*** Data section Section Begins ***
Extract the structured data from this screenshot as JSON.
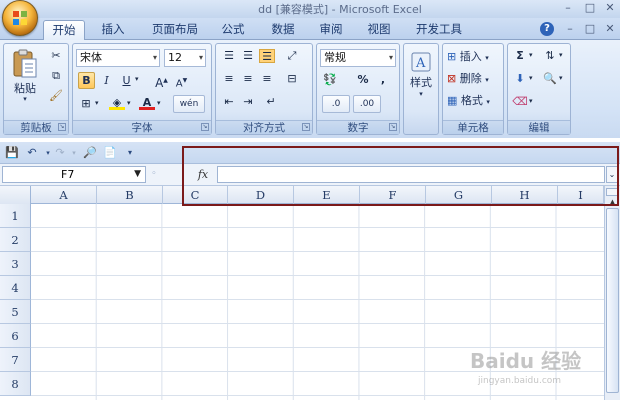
{
  "window": {
    "title": "dd [兼容模式] - Microsoft Excel",
    "min": "–",
    "max": "□",
    "close": "✕",
    "help": "?"
  },
  "tabs": [
    {
      "label": "开始",
      "active": true
    },
    {
      "label": "插入"
    },
    {
      "label": "页面布局"
    },
    {
      "label": "公式"
    },
    {
      "label": "数据"
    },
    {
      "label": "审阅"
    },
    {
      "label": "视图"
    },
    {
      "label": "开发工具"
    }
  ],
  "ribbon": {
    "clipboard": {
      "paste_label": "粘贴",
      "group_label": "剪贴板"
    },
    "font": {
      "font_name": "宋体",
      "font_size": "12",
      "bold": "B",
      "italic": "I",
      "underline": "U",
      "grow": "A",
      "shrink": "A",
      "color_letter": "A",
      "phonetic": "wén",
      "group_label": "字体"
    },
    "alignment": {
      "group_label": "对齐方式"
    },
    "number": {
      "format": "常规",
      "percent": "%",
      "comma": ",",
      "inc_dec": ".0",
      "inc_dec2": ".00",
      "group_label": "数字"
    },
    "styles": {
      "label": "样式"
    },
    "cells": {
      "insert": "插入",
      "delete": "删除",
      "format": "格式",
      "group_label": "单元格"
    },
    "editing": {
      "sigma": "Σ",
      "group_label": "编辑"
    }
  },
  "formula_bar": {
    "name_box": "F7",
    "fx": "fx",
    "value": ""
  },
  "columns": [
    "A",
    "B",
    "C",
    "D",
    "E",
    "F",
    "G",
    "H",
    "I"
  ],
  "rows": [
    "1",
    "2",
    "3",
    "4",
    "5",
    "6",
    "7",
    "8"
  ],
  "watermark": {
    "text": "Baidu 经验",
    "sub": "jingyan.baidu.com"
  },
  "colors": {
    "accent": "#1d3a6e",
    "highlight_frame": "#7b1a1a"
  }
}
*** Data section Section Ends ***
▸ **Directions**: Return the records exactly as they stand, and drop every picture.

▸ **Task result**:
Extract the structured data from this screenshot as JSON.
{
  "window": {
    "title": "dd [兼容模式] - Microsoft Excel",
    "min": "–",
    "max": "□",
    "close": "✕",
    "help": "?"
  },
  "tabs": [
    {
      "label": "开始",
      "active": true
    },
    {
      "label": "插入"
    },
    {
      "label": "页面布局"
    },
    {
      "label": "公式"
    },
    {
      "label": "数据"
    },
    {
      "label": "审阅"
    },
    {
      "label": "视图"
    },
    {
      "label": "开发工具"
    }
  ],
  "ribbon": {
    "clipboard": {
      "paste_label": "粘贴",
      "group_label": "剪贴板"
    },
    "font": {
      "font_name": "宋体",
      "font_size": "12",
      "bold": "B",
      "italic": "I",
      "underline": "U",
      "grow": "A",
      "shrink": "A",
      "color_letter": "A",
      "phonetic": "wén",
      "group_label": "字体"
    },
    "alignment": {
      "group_label": "对齐方式"
    },
    "number": {
      "format": "常规",
      "percent": "%",
      "comma": ",",
      "inc_dec": ".0",
      "inc_dec2": ".00",
      "group_label": "数字"
    },
    "styles": {
      "label": "样式"
    },
    "cells": {
      "insert": "插入",
      "delete": "删除",
      "format": "格式",
      "group_label": "单元格"
    },
    "editing": {
      "sigma": "Σ",
      "group_label": "编辑"
    }
  },
  "formula_bar": {
    "name_box": "F7",
    "fx": "fx",
    "value": ""
  },
  "columns": [
    "A",
    "B",
    "C",
    "D",
    "E",
    "F",
    "G",
    "H",
    "I"
  ],
  "rows": [
    "1",
    "2",
    "3",
    "4",
    "5",
    "6",
    "7",
    "8"
  ],
  "watermark": {
    "text": "Baidu 经验",
    "sub": "jingyan.baidu.com"
  },
  "colors": {
    "accent": "#1d3a6e",
    "highlight_frame": "#7b1a1a"
  }
}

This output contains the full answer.